Ugandan scientists are planning to start a laboratory
manufacturing of targeted antibodies that can kill SARS-COV-2, the virus that
causes the novel coronavirus disease COVID-19.
Dr Bruce Kirenga, a researcher and Executive Director at
the Makerere University Lung Institute told URN in an interview that they have
already been approached by two pharmaceutical companies offering them
manufactured antibodies to use while conducting trials.
He says the manufacturing will start at the end of the
randomized trial they are currently conducting to establish the efficacy of
using convalescent plasma from recovered patients to treat hospitalized cases.
//Cue in; “Already
Cue out... Outside the body.”//
Kirenga explains that antibodies that they are already
collecting in the blood plasma trial are infection-fighting proteins made by
the immune system that can bind to the surface of viruses and prevent them from
infecting cells. In the laboratory, he says they are able to reproduce synthetic
versions of these antibodies which are referred to as monoclonal antibodies.
//Cue in; “We have
Cue out…ahead of us.”//
Kirenga says Uganda is lagging as many countries have
already explored possibilities of having this treatment added to their plans and clinical trials have already started. For instance, last month, the US-based National Institutes
of Health (NIH) launched a trial to test the effectiveness of using monoclonal
antibodies to treat hospitalized COVID-19 patients.
Also, a number of pharmaceutical companies including AstraZeneca
that is involved in vaccine research have embarked on antibody trials in
humans.

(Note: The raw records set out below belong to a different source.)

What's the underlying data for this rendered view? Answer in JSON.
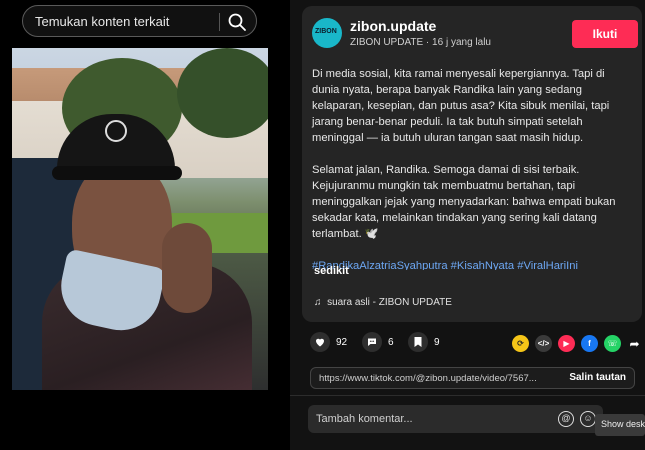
{
  "search": {
    "placeholder": "Temukan konten terkait",
    "icon": "search-icon"
  },
  "post": {
    "author": "zibon.update",
    "avatar_text": "ZIBON",
    "subline": "ZIBON UPDATE · 16 j yang lalu",
    "follow_label": "Ikuti",
    "paragraph1": "Di media sosial, kita ramai menyesali kepergiannya. Tapi di dunia nyata, berapa banyak Randika lain yang sedang kelaparan, kesepian, dan putus asa? Kita sibuk menilai, tapi jarang benar-benar peduli. Ia tak butuh simpati setelah meninggal — ia butuh uluran tangan saat masih hidup.",
    "paragraph2": "Selamat jalan, Randika. Semoga damai di sisi terbaik. Kejujuranmu mungkin tak membuatmu bertahan, tapi meninggalkan jejak yang menyadarkan: bahwa empati bukan sekadar kata, melainkan tindakan yang sering kali datang terlambat. 🕊️",
    "hashtags": "#RandikaAlzatriaSyahputra #KisahNyata #ViralHariIni",
    "more_label": "sedikit",
    "music": "suara asli - ZIBON UPDATE"
  },
  "stats": {
    "likes": "92",
    "comments": "6",
    "saves": "9"
  },
  "share": {
    "url": "https://www.tiktok.com/@zibon.update/video/7567...",
    "copy_label": "Salin tautan"
  },
  "comment": {
    "placeholder": "Tambah komentar..."
  },
  "tooltip": "Show desktop",
  "colors": {
    "accent": "#fe2c55",
    "hashtag": "#6da7f3",
    "panel": "#252525"
  }
}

Referred to as an "almost a sure bet" against
COVID-19, by the United States
infectious diseases expert Anthony Fauci, monoclonal antibodies have already been endorsed by leading scientists.

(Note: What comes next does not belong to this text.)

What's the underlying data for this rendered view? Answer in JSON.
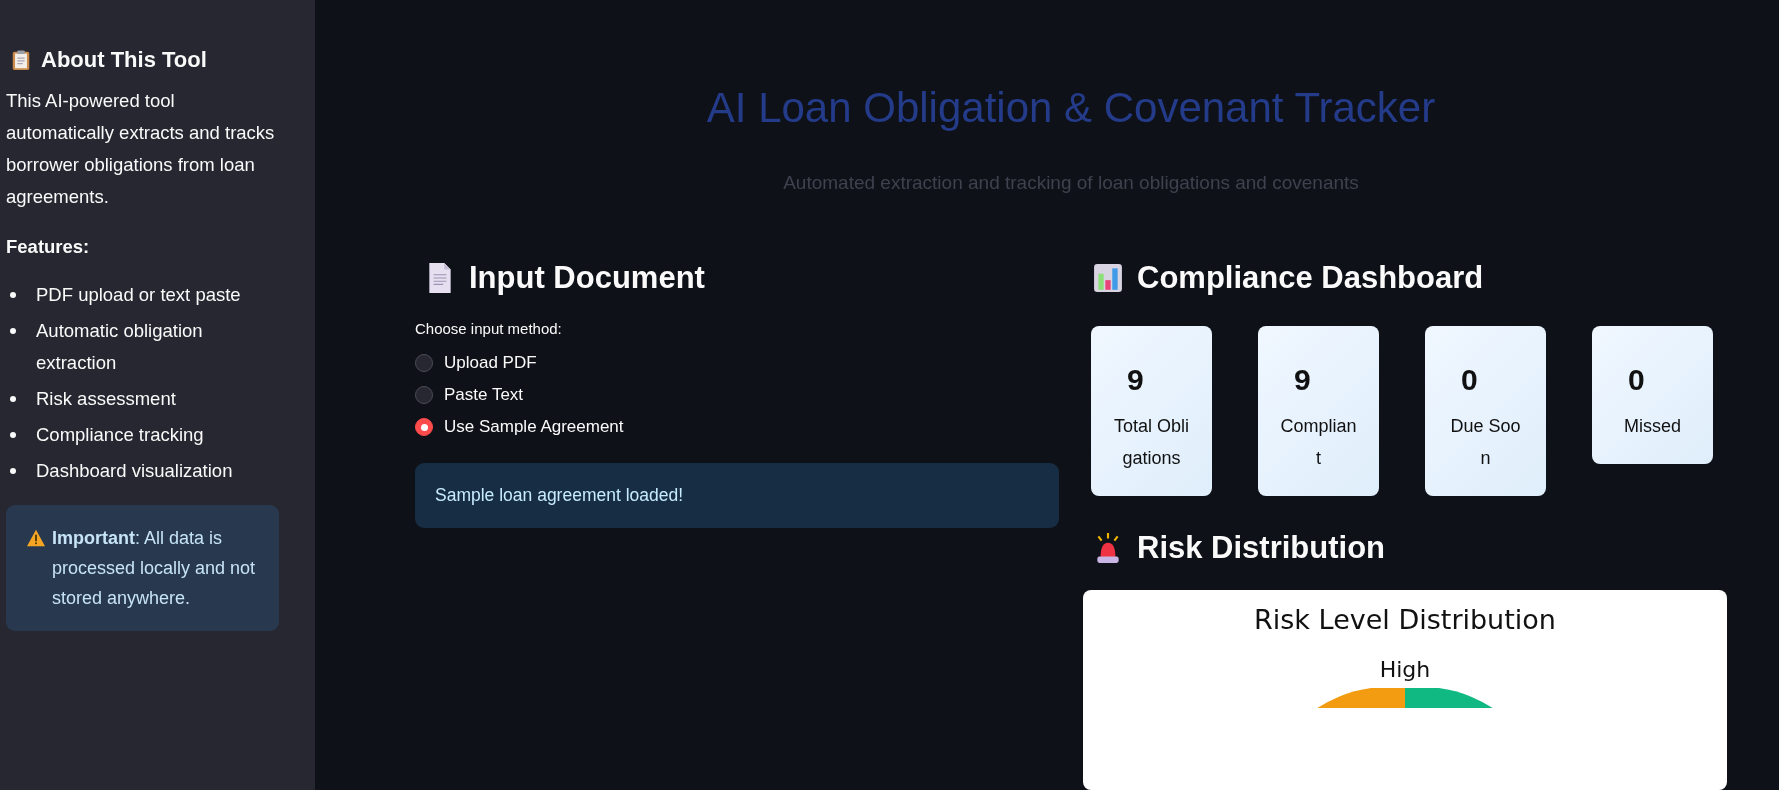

While the effectiveness of antibodies in treatment has not
yet been confirmed anywhere in the world, Kirenga says scientists around the
world are trying to come up with as many solutions as possible for treatment as
they await an effective vaccine.